##### Records to process

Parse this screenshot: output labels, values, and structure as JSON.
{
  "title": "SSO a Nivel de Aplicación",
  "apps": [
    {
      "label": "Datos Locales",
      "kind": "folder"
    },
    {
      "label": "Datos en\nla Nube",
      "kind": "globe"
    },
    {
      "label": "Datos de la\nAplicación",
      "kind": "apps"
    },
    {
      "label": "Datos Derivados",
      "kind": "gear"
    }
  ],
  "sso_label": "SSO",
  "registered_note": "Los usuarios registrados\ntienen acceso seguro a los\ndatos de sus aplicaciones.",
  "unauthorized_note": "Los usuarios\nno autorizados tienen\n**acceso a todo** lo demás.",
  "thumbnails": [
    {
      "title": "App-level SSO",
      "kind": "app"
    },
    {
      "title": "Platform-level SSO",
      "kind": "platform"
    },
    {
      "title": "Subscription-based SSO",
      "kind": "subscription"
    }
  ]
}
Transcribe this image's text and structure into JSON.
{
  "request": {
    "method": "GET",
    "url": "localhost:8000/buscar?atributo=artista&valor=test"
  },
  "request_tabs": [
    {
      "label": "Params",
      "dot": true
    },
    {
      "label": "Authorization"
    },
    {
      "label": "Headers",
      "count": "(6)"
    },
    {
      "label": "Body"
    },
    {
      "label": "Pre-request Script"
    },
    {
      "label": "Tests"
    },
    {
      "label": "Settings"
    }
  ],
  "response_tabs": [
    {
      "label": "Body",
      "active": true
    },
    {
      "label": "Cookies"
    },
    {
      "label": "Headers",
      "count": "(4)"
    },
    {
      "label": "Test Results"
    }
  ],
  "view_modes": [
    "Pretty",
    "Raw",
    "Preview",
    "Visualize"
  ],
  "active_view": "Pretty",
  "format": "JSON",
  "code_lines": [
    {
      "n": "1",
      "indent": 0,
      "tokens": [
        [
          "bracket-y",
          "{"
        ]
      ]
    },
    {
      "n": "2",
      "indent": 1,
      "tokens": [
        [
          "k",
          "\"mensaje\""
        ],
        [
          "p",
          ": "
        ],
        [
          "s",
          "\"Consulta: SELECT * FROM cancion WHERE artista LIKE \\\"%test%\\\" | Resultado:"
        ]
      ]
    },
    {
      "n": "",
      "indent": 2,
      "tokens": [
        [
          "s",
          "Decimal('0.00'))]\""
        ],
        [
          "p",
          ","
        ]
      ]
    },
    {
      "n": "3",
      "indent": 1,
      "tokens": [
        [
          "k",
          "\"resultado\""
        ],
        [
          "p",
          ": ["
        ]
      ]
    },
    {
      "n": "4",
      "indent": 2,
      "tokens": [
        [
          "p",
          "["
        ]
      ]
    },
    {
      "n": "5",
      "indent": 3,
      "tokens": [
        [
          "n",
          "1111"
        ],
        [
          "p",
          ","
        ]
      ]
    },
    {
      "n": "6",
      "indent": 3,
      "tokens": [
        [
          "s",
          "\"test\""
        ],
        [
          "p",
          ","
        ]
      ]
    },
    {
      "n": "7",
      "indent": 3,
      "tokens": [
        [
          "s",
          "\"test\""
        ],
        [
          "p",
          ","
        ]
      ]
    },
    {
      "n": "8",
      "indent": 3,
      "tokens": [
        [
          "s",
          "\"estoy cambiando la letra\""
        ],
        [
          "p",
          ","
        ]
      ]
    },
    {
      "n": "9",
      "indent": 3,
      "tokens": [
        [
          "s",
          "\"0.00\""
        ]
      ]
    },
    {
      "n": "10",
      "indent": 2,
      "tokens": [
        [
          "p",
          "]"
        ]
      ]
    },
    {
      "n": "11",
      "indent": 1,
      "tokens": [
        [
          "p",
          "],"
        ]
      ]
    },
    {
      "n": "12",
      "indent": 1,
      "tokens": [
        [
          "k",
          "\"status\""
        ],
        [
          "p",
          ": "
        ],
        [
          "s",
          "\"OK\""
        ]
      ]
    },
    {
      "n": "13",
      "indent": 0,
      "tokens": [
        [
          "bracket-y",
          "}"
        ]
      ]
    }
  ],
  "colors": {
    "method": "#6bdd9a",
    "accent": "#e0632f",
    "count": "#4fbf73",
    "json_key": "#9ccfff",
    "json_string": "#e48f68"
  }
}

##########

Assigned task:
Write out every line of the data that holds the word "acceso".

Result:
  "registered_note": "Los usuarios registrados\ntienen acceso seguro a los\ndatos de sus aplicaciones.",
  "unauthorized_note": "Los usuarios\nno autorizados tienen\n**acceso a todo** lo demás.",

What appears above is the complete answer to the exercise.